» Description of the task
This exercise requires every record to be repeated exactly.

» Entries provided

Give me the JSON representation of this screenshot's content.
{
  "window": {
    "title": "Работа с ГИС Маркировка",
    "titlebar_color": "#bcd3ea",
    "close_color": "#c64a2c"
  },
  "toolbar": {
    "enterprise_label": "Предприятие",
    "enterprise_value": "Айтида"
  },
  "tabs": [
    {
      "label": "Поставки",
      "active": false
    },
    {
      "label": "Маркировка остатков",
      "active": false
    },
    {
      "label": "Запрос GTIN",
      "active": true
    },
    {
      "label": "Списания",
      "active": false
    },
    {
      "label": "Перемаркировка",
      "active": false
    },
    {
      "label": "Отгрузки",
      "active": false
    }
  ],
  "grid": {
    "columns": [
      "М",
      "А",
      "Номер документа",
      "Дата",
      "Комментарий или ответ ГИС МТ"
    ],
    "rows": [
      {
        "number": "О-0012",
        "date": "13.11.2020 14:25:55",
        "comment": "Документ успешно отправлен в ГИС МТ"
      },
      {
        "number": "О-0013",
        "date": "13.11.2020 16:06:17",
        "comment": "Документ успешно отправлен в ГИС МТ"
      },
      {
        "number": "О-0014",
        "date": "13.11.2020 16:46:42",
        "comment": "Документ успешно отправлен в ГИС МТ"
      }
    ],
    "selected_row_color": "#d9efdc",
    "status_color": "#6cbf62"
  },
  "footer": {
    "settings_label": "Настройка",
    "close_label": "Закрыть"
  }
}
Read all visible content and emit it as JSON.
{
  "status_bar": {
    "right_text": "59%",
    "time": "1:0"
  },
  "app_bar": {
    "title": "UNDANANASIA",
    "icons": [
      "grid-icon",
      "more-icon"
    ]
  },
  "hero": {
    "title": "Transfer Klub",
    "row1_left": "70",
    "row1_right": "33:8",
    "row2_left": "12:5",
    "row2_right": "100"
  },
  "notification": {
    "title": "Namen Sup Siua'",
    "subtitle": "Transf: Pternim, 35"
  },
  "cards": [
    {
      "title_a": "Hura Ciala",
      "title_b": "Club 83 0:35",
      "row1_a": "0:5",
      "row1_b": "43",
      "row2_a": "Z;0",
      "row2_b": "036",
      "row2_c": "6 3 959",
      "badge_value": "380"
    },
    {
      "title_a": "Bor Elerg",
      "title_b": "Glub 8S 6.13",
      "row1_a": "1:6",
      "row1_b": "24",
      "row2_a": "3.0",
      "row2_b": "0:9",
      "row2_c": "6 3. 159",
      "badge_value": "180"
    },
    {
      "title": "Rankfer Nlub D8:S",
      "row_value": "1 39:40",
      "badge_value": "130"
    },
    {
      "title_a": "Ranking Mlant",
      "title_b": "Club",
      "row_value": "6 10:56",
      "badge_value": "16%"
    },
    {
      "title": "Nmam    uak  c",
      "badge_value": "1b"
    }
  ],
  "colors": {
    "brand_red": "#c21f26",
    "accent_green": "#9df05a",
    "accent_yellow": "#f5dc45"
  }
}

» Answer to the exercise
Give me the JSON representation of this screenshot's content.
{
  "window": {
    "title": "Работа с ГИС Маркировка",
    "titlebar_color": "#bcd3ea",
    "close_color": "#c64a2c"
  },
  "toolbar": {
    "enterprise_label": "Предприятие",
    "enterprise_value": "Айтида"
  },
  "tabs": [
    {
      "label": "Поставки",
      "active": false
    },
    {
      "label": "Маркировка остатков",
      "active": false
    },
    {
      "label": "Запрос GTIN",
      "active": true
    },
    {
      "label": "Списания",
      "active": false
    },
    {
      "label": "Перемаркировка",
      "active": false
    },
    {
      "label": "Отгрузки",
      "active": false
    }
  ],
  "grid": {
    "columns": [
      "М",
      "А",
      "Номер документа",
      "Дата",
      "Комментарий или ответ ГИС МТ"
    ],
    "rows": [
      {
        "number": "О-0012",
        "date": "13.11.2020 14:25:55",
        "comment": "Документ успешно отправлен в ГИС МТ"
      },
      {
        "number": "О-0013",
        "date": "13.11.2020 16:06:17",
        "comment": "Документ успешно отправлен в ГИС МТ"
      },
      {
        "number": "О-0014",
        "date": "13.11.2020 16:46:42",
        "comment": "Документ успешно отправлен в ГИС МТ"
      }
    ],
    "selected_row_color": "#d9efdc",
    "status_color": "#6cbf62"
  },
  "footer": {
    "settings_label": "Настройка",
    "close_label": "Закрыть"
  }
}
Read all visible content and emit it as JSON.
{
  "status_bar": {
    "right_text": "59%",
    "time": "1:0"
  },
  "app_bar": {
    "title": "UNDANANASIA",
    "icons": [
      "grid-icon",
      "more-icon"
    ]
  },
  "hero": {
    "title": "Transfer Klub",
    "row1_left": "70",
    "row1_right": "33:8",
    "row2_left": "12:5",
    "row2_right": "100"
  },
  "notification": {
    "title": "Namen Sup Siua'",
    "subtitle": "Transf: Pternim, 35"
  },
  "cards": [
    {
      "title_a": "Hura Ciala",
      "title_b": "Club 83 0:35",
      "row1_a": "0:5",
      "row1_b": "43",
      "row2_a": "Z;0",
      "row2_b": "036",
      "row2_c": "6 3 959",
      "badge_value": "380"
    },
    {
      "title_a": "Bor Elerg",
      "title_b": "Glub 8S 6.13",
      "row1_a": "1:6",
      "row1_b": "24",
      "row2_a": "3.0",
      "row2_b": "0:9",
      "row2_c": "6 3. 159",
      "badge_value": "180"
    },
    {
      "title": "Rankfer Nlub D8:S",
      "row_value": "1 39:40",
      "badge_value": "130"
    },
    {
      "title_a": "Ranking Mlant",
      "title_b": "Club",
      "row_value": "6 10:56",
      "badge_value": "16%"
    },
    {
      "title": "Nmam    uak  c",
      "badge_value": "1b"
    }
  ],
  "colors": {
    "brand_red": "#c21f26",
    "accent_green": "#9df05a",
    "accent_yellow": "#f5dc45"
  }
}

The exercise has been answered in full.